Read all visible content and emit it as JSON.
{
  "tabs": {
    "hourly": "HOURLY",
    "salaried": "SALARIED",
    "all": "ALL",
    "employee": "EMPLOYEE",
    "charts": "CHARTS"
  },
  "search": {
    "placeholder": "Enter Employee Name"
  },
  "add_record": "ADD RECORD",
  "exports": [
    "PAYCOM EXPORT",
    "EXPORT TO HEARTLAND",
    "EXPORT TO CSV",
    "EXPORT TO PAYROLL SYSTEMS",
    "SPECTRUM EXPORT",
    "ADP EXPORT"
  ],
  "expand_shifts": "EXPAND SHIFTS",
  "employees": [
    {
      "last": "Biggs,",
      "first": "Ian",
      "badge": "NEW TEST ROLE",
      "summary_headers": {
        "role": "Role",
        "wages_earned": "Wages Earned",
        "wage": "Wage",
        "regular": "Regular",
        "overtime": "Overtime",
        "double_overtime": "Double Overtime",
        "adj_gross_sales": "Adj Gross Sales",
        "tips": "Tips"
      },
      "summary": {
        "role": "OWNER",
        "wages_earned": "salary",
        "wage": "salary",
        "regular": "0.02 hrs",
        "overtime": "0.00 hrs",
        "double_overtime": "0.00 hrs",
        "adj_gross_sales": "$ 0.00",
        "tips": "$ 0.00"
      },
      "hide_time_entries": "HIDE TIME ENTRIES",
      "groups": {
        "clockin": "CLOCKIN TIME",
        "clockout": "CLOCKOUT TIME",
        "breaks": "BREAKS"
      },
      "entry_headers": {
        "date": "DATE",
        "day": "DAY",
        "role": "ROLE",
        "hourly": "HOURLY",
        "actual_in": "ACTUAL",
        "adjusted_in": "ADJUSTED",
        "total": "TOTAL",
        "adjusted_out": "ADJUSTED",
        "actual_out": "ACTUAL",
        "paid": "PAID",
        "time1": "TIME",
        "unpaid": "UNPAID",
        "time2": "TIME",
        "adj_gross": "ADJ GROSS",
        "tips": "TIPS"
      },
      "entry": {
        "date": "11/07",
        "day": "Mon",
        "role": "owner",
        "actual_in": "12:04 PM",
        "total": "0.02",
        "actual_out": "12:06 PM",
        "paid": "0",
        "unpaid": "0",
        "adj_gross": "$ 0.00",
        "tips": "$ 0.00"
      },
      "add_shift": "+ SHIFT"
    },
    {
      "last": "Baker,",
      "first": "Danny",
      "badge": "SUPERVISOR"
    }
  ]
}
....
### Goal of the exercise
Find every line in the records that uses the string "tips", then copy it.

### Completed exercise
        "tips": "Tips"
        "tips": "$ 0.00"
        "tips": "TIPS"
        "tips": "$ 0.00"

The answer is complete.